  1. Biometric identification and categorization of natural persons
  2. Management and operation of critical infrastructure
  3. Education and vocational training
  4. Employment, worker management, and access to self-employment
  5. Access to and enjoyment of essential private services and public services and benefits
  6. Law enforcement
  7. Migration, asylum, and border control management
  8. Assistance in legal interpretation and application of the law

All high-risk AI systems will be assessed before being put on the market and also throughout their lifecycle

Generative AI

Under the AI Act, generative AI models need to adhere to transparency requirements. This means disclosing that content is generated by AI, preventing models from generating illegal content, and publishing summaries of copyrighted training data.


Many of the EU’s largest companies wrote a letter warning the European Commission that the drafted legislation “would jeopardize Europe’s competitiveness and technological sovereignty without effectively tackling the challenges we are and will be facing.” More than 150 executives from companies including Renault, Heineken, Siemens, and Airbus signed the letter.

The tension between innovation and regulation is particularly pertinent when discussing AI. Many AI entrepreneurs and developers have argued that excessive red tape could impose unnecessary and burdensome hurdles that stifle innovation. However, the lack of regulation can be equally damaging to innovation as investing in an unregulated space can be considered too risky.
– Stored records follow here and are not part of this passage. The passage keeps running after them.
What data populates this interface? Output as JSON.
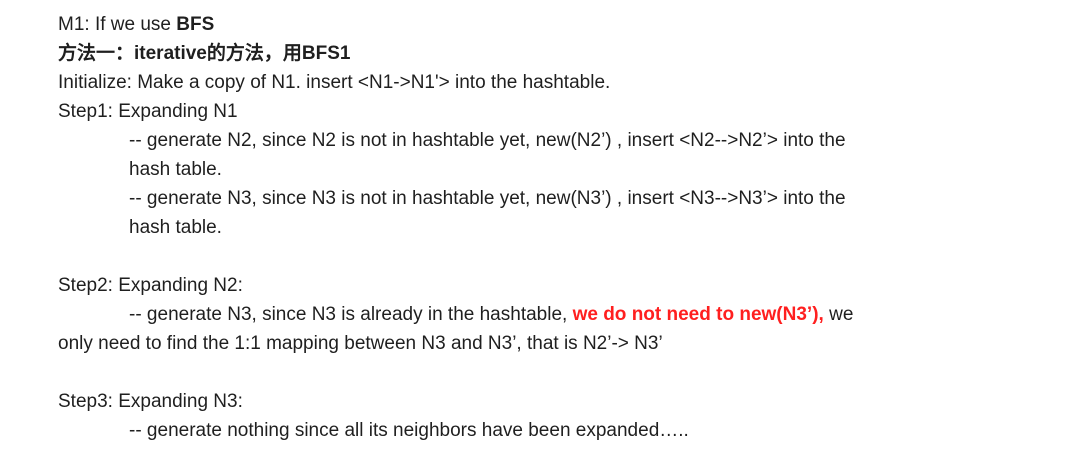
{
  "lines": {
    "l1_prefix": "M1: If we use ",
    "l1_bold": "BFS",
    "l2_heading": "方法一：iterative的方法，用BFS1",
    "l3": "Initialize: Make a copy of N1. insert <N1->N1'> into the hashtable.",
    "l4": "Step1:  Expanding N1",
    "l5": "-- generate N2, since N2 is not in hashtable yet,   new(N2’) , insert <N2-->N2’> into the",
    "l6": "hash table.",
    "l7": "-- generate N3, since N3 is not in hashtable yet,   new(N3’) , insert <N3-->N3’> into the",
    "l8": "hash table.",
    "l9": "Step2:  Expanding N2:",
    "l10_prefix": "-- generate N3, since N3 is already in the hashtable, ",
    "l10_red": "we do not need to new(N3’),",
    "l10_suffix": " we",
    "l11": "only need to find the 1:1 mapping between N3 and N3’,   that is   N2’-> N3’",
    "l12": "Step3:  Expanding N3:",
    "l13": "-- generate nothing since all its neighbors have been expanded….."
  },
  "colors": {
    "text": "#1f1f1f",
    "highlight_red": "#ff1f1f"
  }
}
Many are hoping that the ‘Brussels effect’ will kick in, a phenomenon where many other jurisdictions are influenced into bringing EU laws into their own.

If international, consolidated principles are not agreed upon, it will lead to further fragmentation of the digital space.